Last month, the East Coast gaming convention PAX East was held in Boston, MA. Originally held in Bellevue, Washington, the Penny Arcade Expo has grown more and more each year, and events are now held in four different cities across the world.
The show floor featured booths representing gaming companies large and small. One notable trend was that one genre in particular, the MOBA (short for "Multiplayer Online Battle Arena") was heavily represented, with booths for Blizzard's "Heroes of the Storm," Electronic Arts' "Dawngate," and Warner Bros' DC-Universe themed "Infinite Crisis all recieved significant floor space and crowds, and yet all were drawfed by Riot Games and their booth for Leage of Legends, which popularized the genre beginning in 2009. It will be interesting to see if any of these newcomers can knock Riot off of their thrown, or whether the popularity of this young genre is a fad that may end before anyone gets a chance.
Smaller, independent developers were showing off more diverse offerings. One of the most inventive I witnessed was Double Fine’s “Hack ‘n Slash,” a Legend Of Zelda-inspired game in which the player character receives a “USB Sword” that allows her to “hack” into in-game objects and edit variables that have a real effect on the game’s code. Other intriguing indie games that I got to play included the addicting retro game “Whoa, Dave!” from Gaijin Games, and the strange but detailed cat-collecting simulator game “Mew-Genics” from Team Meat.
For me, the highlight of these events is always the concerts. While PAX regulars Jonathan Coulton, Paul & Storm, and The Protomen were absent this year, familiar bands including Metroid Metal and the Video Game Orchestra were there playing elaborate arrangements of classic video game songs, and nercore rapper MC Frontalot again brought his unique style to the stage. Chiptune rock band Anamanaguchi also returned to PAX East for the first time since 2010, and put on a great show. Newcomers The Doubleclicks played some funny and charming nerd-culture folk songs, and a group called The Bit Brigade put on an entertaining show in which one of them played through the entire original Legend of Zelda on the NES, while the rest of the band played the soundtrack live, synced with the gameplay.

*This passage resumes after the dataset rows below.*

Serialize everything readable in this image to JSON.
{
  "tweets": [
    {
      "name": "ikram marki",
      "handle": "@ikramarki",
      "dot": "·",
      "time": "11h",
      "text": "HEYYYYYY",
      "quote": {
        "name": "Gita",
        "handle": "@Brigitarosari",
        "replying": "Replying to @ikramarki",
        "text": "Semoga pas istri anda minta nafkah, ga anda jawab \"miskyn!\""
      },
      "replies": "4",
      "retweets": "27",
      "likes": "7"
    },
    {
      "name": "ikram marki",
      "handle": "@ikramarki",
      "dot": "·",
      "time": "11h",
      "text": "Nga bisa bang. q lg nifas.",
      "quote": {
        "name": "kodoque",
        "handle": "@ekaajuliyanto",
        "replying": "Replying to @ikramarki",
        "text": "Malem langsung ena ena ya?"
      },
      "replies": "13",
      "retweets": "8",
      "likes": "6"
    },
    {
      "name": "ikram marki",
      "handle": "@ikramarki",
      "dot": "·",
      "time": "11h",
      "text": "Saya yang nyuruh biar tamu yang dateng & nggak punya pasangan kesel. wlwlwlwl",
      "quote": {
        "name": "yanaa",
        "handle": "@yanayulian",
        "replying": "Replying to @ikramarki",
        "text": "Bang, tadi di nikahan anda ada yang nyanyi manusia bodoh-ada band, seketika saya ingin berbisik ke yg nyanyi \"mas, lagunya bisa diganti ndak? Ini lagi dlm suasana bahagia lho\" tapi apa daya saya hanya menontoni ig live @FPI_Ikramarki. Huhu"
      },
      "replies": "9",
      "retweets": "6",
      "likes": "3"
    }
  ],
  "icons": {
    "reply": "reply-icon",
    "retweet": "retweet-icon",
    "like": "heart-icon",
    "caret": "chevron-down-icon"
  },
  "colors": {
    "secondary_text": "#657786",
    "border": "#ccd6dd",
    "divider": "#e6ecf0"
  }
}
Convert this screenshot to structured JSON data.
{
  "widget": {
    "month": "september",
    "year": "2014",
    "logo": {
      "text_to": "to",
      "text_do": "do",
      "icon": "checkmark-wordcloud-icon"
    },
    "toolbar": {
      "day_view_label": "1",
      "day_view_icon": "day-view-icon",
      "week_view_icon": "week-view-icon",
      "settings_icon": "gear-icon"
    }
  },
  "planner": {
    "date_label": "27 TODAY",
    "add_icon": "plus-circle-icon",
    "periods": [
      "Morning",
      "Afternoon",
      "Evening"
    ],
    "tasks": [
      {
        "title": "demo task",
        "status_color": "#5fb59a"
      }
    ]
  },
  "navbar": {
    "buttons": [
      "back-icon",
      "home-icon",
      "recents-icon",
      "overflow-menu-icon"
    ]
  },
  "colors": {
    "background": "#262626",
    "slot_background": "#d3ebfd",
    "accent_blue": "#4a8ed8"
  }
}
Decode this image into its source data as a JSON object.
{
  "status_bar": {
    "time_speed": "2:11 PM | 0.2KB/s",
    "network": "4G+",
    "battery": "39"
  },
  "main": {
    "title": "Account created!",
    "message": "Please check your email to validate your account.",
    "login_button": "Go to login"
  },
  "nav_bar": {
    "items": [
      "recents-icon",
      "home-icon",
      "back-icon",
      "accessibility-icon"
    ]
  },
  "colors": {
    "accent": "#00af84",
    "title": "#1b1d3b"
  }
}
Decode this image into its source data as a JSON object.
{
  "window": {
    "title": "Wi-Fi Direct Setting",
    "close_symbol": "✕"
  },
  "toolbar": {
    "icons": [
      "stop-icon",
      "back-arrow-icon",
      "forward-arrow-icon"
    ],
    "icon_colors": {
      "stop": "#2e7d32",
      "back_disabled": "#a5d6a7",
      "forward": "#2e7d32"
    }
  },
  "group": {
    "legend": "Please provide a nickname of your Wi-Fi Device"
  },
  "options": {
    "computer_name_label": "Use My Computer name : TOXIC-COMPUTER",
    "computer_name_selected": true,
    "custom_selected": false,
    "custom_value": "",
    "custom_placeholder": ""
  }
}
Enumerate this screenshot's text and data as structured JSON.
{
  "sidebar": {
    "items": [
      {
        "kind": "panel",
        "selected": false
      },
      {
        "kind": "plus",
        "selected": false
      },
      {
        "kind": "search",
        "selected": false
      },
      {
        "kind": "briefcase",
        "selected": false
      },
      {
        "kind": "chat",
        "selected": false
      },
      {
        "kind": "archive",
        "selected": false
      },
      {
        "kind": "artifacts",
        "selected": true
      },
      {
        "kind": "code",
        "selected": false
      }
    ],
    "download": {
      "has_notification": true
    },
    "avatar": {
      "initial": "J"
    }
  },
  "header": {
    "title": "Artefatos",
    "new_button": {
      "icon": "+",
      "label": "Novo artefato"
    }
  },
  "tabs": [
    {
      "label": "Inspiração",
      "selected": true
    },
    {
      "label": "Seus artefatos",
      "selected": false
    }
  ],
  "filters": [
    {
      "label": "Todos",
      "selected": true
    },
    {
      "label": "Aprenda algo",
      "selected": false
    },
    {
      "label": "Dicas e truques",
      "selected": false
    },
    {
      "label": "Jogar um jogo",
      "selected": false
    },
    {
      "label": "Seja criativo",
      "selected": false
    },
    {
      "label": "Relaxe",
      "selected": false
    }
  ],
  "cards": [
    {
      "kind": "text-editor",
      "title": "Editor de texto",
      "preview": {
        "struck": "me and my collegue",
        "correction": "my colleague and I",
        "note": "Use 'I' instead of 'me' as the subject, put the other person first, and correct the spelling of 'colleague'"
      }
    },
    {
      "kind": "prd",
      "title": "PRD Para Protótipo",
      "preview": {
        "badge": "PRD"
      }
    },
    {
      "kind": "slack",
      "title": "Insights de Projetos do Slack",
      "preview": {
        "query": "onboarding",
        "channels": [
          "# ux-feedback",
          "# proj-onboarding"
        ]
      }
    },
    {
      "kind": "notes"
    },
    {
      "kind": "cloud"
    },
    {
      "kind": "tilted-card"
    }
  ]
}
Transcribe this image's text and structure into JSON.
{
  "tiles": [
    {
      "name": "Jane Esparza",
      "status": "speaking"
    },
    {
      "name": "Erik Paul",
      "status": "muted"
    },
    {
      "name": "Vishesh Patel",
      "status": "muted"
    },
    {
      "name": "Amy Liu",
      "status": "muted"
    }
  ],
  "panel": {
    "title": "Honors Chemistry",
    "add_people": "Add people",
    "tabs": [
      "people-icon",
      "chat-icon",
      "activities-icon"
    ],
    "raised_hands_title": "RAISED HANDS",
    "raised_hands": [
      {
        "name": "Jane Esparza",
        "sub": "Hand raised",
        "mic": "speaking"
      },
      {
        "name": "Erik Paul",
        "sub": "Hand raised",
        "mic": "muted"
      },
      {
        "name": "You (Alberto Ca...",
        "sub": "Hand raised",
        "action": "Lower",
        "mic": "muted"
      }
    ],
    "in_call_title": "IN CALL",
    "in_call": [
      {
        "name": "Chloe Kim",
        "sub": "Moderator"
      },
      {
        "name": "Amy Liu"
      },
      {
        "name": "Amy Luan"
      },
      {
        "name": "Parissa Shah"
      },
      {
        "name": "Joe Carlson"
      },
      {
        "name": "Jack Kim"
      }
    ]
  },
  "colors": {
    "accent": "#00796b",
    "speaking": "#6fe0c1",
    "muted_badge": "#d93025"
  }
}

All in all, it was another entertaining and enlightening year at PAX East.